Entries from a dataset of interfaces
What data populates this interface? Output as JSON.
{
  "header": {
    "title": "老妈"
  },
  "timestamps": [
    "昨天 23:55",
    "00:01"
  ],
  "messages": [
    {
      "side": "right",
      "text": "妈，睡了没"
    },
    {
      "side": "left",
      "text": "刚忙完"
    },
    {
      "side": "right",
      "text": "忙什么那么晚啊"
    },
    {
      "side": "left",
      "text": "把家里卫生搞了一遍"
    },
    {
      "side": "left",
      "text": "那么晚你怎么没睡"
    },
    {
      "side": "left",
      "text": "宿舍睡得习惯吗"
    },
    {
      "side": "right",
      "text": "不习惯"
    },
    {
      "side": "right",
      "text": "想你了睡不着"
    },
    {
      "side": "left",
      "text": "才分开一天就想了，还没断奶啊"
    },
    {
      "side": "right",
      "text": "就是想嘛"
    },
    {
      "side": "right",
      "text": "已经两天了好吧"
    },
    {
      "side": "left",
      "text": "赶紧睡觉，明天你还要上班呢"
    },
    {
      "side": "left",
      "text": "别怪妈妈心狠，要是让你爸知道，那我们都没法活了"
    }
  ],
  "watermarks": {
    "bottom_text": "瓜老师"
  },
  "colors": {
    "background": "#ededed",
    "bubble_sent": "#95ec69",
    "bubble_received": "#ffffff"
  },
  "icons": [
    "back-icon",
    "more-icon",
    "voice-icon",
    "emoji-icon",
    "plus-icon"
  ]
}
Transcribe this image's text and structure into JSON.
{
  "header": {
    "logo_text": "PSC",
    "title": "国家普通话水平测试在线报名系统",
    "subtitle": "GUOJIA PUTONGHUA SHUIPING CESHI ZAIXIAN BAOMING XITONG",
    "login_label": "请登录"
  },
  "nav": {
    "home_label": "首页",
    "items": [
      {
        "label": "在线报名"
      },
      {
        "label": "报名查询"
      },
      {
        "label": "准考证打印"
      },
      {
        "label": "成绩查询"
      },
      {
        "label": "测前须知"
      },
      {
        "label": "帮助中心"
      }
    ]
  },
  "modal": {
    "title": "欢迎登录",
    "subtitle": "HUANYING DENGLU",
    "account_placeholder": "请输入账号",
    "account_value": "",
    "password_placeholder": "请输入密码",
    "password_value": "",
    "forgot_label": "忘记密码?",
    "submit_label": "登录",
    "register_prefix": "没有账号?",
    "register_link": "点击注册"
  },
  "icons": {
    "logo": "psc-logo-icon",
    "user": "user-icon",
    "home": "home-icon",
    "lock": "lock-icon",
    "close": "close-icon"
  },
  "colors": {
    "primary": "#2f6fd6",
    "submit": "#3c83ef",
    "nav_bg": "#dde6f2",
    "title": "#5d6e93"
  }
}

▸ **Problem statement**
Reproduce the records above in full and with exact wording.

▸ **Solution to the problem**
What data populates this interface? Output as JSON.
{
  "header": {
    "title": "老妈"
  },
  "timestamps": [
    "昨天 23:55",
    "00:01"
  ],
  "messages": [
    {
      "side": "right",
      "text": "妈，睡了没"
    },
    {
      "side": "left",
      "text": "刚忙完"
    },
    {
      "side": "right",
      "text": "忙什么那么晚啊"
    },
    {
      "side": "left",
      "text": "把家里卫生搞了一遍"
    },
    {
      "side": "left",
      "text": "那么晚你怎么没睡"
    },
    {
      "side": "left",
      "text": "宿舍睡得习惯吗"
    },
    {
      "side": "right",
      "text": "不习惯"
    },
    {
      "side": "right",
      "text": "想你了睡不着"
    },
    {
      "side": "left",
      "text": "才分开一天就想了，还没断奶啊"
    },
    {
      "side": "right",
      "text": "就是想嘛"
    },
    {
      "side": "right",
      "text": "已经两天了好吧"
    },
    {
      "side": "left",
      "text": "赶紧睡觉，明天你还要上班呢"
    },
    {
      "side": "left",
      "text": "别怪妈妈心狠，要是让你爸知道，那我们都没法活了"
    }
  ],
  "watermarks": {
    "bottom_text": "瓜老师"
  },
  "colors": {
    "background": "#ededed",
    "bubble_sent": "#95ec69",
    "bubble_received": "#ffffff"
  },
  "icons": [
    "back-icon",
    "more-icon",
    "voice-icon",
    "emoji-icon",
    "plus-icon"
  ]
}
Transcribe this image's text and structure into JSON.
{
  "header": {
    "logo_text": "PSC",
    "title": "国家普通话水平测试在线报名系统",
    "subtitle": "GUOJIA PUTONGHUA SHUIPING CESHI ZAIXIAN BAOMING XITONG",
    "login_label": "请登录"
  },
  "nav": {
    "home_label": "首页",
    "items": [
      {
        "label": "在线报名"
      },
      {
        "label": "报名查询"
      },
      {
        "label": "准考证打印"
      },
      {
        "label": "成绩查询"
      },
      {
        "label": "测前须知"
      },
      {
        "label": "帮助中心"
      }
    ]
  },
  "modal": {
    "title": "欢迎登录",
    "subtitle": "HUANYING DENGLU",
    "account_placeholder": "请输入账号",
    "account_value": "",
    "password_placeholder": "请输入密码",
    "password_value": "",
    "forgot_label": "忘记密码?",
    "submit_label": "登录",
    "register_prefix": "没有账号?",
    "register_link": "点击注册"
  },
  "icons": {
    "logo": "psc-logo-icon",
    "user": "user-icon",
    "home": "home-icon",
    "lock": "lock-icon",
    "close": "close-icon"
  },
  "colors": {
    "primary": "#2f6fd6",
    "submit": "#3c83ef",
    "nav_bg": "#dde6f2",
    "title": "#5d6e93"
  }
}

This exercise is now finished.